The history of Headway
The 1970s had seen dramatic advances in neurosurgery, keeping alive people who would previously have died from their serious head injuries. Sadly, these advances were not matched by parallel funding of expert rehabilitation and community-based care services, with the result that head-injured people were being discharged into the care of unprepared families or despatched to totally inappropriate institutions.
In 1979, Sir Neville Butterworth placed an advert in a national newspaper seeking holiday accommodation for his brain-injured son. Dinah and Barry Minton, themselves carers, responded and set out with Sir Neville to find any support networks that already existed.
Around the same time, two social workers, Philip Lockhart in Birmingham and Reg Talbott in Nottingham, also contacted Sir Neville. The five agreed to call a meeting for all those involved in the care of brain-injured people. A total of 23 carers and professionals attended a meeting on 23 October 1979 and Headway was born.
Headway (National Head Injuries Association) was registered as a charity in March 1980 and a management committee was formed the following year.
The birth of Headway houses
The first Headway house was opened in Gloucester in 1983, providing a day-centre to assist in long-term rehabilitation, respite care and hospital liaison. This was so successful that other Headway houses were soon started in Basingstoke, Colchester, Reading and Bristol, with many more to follow.
The Royal seal of approval
In 1985, Headway moved to new premises in Nottingham and Reg Talbott was appointed its first Director. The Hillsborough disaster in 1989 spotlighted the chronic shortage of expertise and resources in the field of brain injury and was pivotal in bringing the issues to ministerial attention, following strong representation from Headway.
The charity's status was greatly assisted in April 1991 when HRH Diana, Princess of Wales, consented to become Royal Patron, a position which she continued to occupy until 1996.
During this period, the Princess took a very real interest in the charity's work and attended a number of Headway functions resulting in extensive media coverage and a much enhanced national profile.
HRH announced her decision to withdraw from most of her public duties at the Headway Christmas Lunch in 1993 but remained a Patron for the next three years.
Two decades later, the charity was once again honoured by royalty when in 2013 HRH Prince Harry made opening Headway’s new home in Nottingham his first ever solo engagement.
The group and branch network
In 1994, the first Brain Injury Resource Worker was appointed to work in the Scottish Borders region and the initiative was so successful that a policy of greater regional support was adopted by the board.
In 1997, the charity's groups were divided into charities in their own right (groups) and smaller local organisations (branches) operating under the national charity umbrella.
Today, there are more than 125 Headway groups and branches supporting people in their local communities across the UK, each of which works hard to raise funds at a local level to continue to provide and develop the services they offer.
Extending our reach

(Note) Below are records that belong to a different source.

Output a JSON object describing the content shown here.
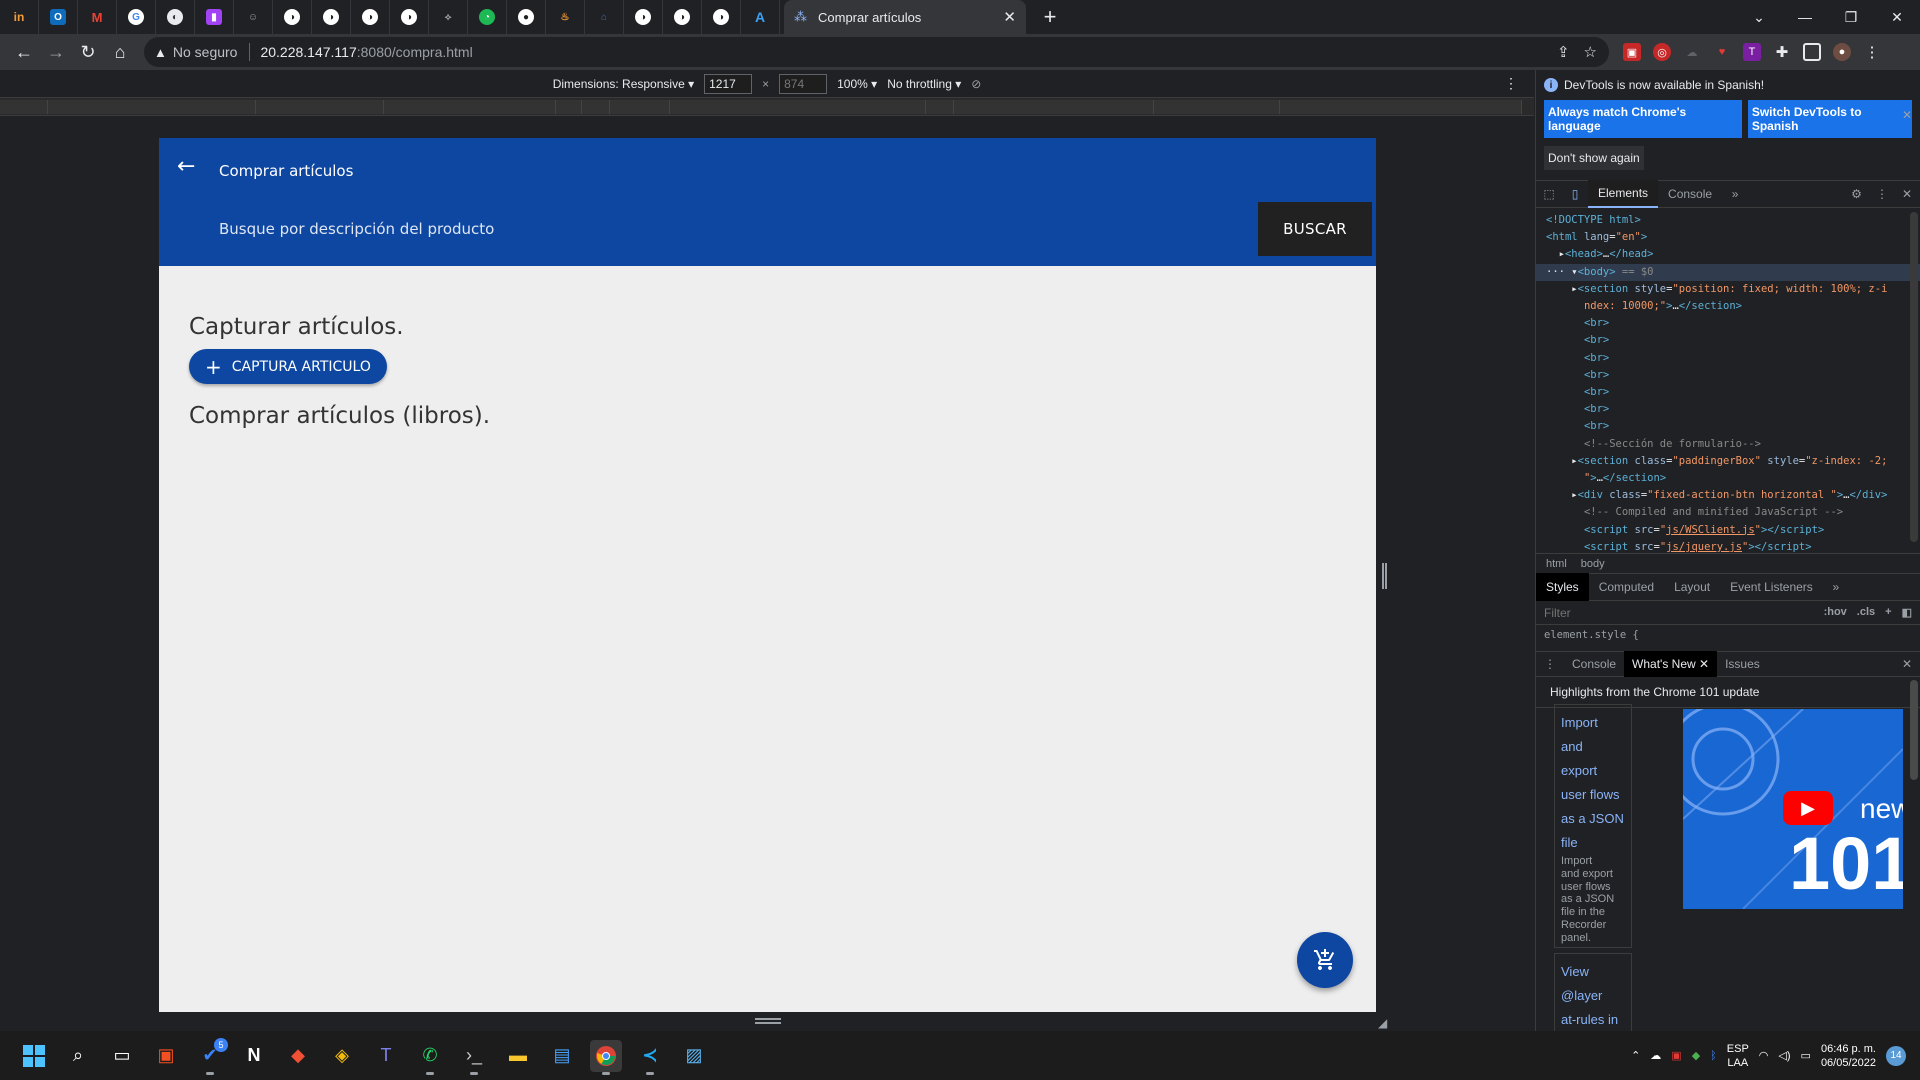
{
  "browser": {
    "active_tab_title": "Comprar artículos",
    "address": {
      "security": "No seguro",
      "host": "20.228.147.117",
      "path": ":8080/compra.html"
    }
  },
  "device_toolbar": {
    "dimensions_label": "Dimensions: Responsive",
    "width": "1217",
    "height": "874",
    "zoom": "100%",
    "throttling": "No throttling"
  },
  "page": {
    "appbar_title": "Comprar artículos",
    "search_placeholder": "Busque por descripción del producto",
    "search_button": "BUSCAR",
    "heading_capture": "Capturar artículos.",
    "capture_button": "CAPTURA ARTICULO",
    "heading_buy": "Comprar artículos (libros)."
  },
  "devtools": {
    "info_text": "DevTools is now available in Spanish!",
    "btn_match": "Always match Chrome's language",
    "btn_switch": "Switch DevTools to Spanish",
    "btn_dont_show": "Don't show again",
    "tabs": {
      "elements": "Elements",
      "console": "Console"
    },
    "breadcrumbs": [
      "html",
      "body"
    ],
    "styles_tabs": {
      "styles": "Styles",
      "computed": "Computed",
      "layout": "Layout",
      "listeners": "Event Listeners"
    },
    "filter_placeholder": "Filter",
    "filter_hov": ":hov",
    "filter_cls": ".cls",
    "element_style": "element.style {",
    "drawer_tabs": {
      "console": "Console",
      "whats_new": "What's New",
      "issues": "Issues"
    },
    "highlights": "Highlights from the Chrome 101 update",
    "card1_title": [
      "Import",
      "and",
      "export",
      "user flows",
      "as a JSON",
      "file"
    ],
    "card1_body": [
      "Import",
      "and export",
      "user flows",
      "as a JSON",
      "file in the",
      "Recorder",
      "panel."
    ],
    "card2_title": [
      "View",
      "@layer",
      "at-rules in"
    ],
    "video_text": "new",
    "video_number": "101"
  },
  "taskbar": {
    "lang_top": "ESP",
    "lang_bottom": "LAA",
    "time": "06:46 p. m.",
    "date": "06/05/2022",
    "notif_count": "14",
    "todo_badge": "5"
  }
}
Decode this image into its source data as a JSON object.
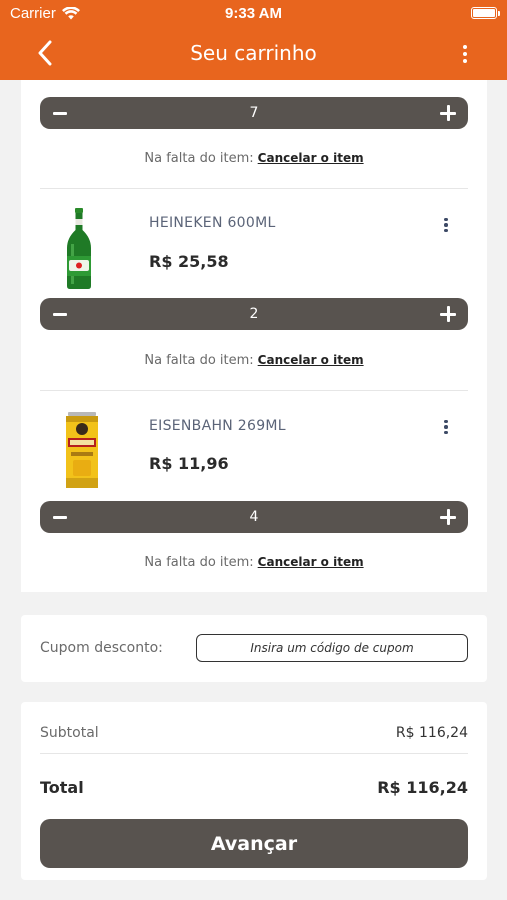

A new logo was adopted in 1999 and the charity's remit was extended to include support for people suffering from other forms of acquired brain injury, such as encephalitis or meningitis.
The first year of the new millennium coincided with Headway's 21st anniversary, marked by a celebration at Westminster Abbey.
As the charity grew in size, it began to play a more active role in shaping brain injury services. In 2001, Headway was instrumental in the re-formation of the All Party Group for Acquired Brain Injury and the same year made a major contribution to the House of Commons Health Select Committee Inquiry into head injury rehabilitation.
The charity's name was changed in the same year to Headway - the brain injury association.
The national helpline was formally launched in 2003 and the first Headway charity shop was opened in Ilkeston, Derbyshire. Today, the helpline fields more than 8,500 enquiries a year, while there are currently 28 charity shops generating income and increasing awareness of the support on offer to people affected by brain injury.
Headway has come a long way since its humble origins, when a group of families got together to support each other in helping to improve life after brain injury. Today, the charity provides more services than ever before and each year supports an increasing number of people to live with the long-term effects of brain injury.
For example, in 2009, the Headway Approved Provider scheme was launched in order to help families identify residential care units that deliver high-quality specialist care and support for brain injury survivors.
In 2011 the Headway Emergency Fund was launched, with support from the Stewarts Foundation, to help families and individuals cope with the practical implications of a sudden catastrophic brain injury. Since that date, grants totalling almost £200,000 have been paid to hundreds of families at a time of crisis.
In the same year, the charity's first Headway Acute Trauma Support (HATS) nurses were appointed. Based in neurological trauma units, the nurses provide crucial support to families in the acute stage following injury, with their work complementing other key frontline services, such as the helpline and Emergency Fund, in providing assistance to people affected by brain injury at the very beginning of their brain injury journey.
The number of direct services provided to brain injury survivors continues to grow, as does the network of groups and branches providing vital rehabilitation and support services across the UK.
And yet the charity still holds true to the ethos on which is was founded: Together, we are stronger and by working together, we can do more to improve life after brain injury.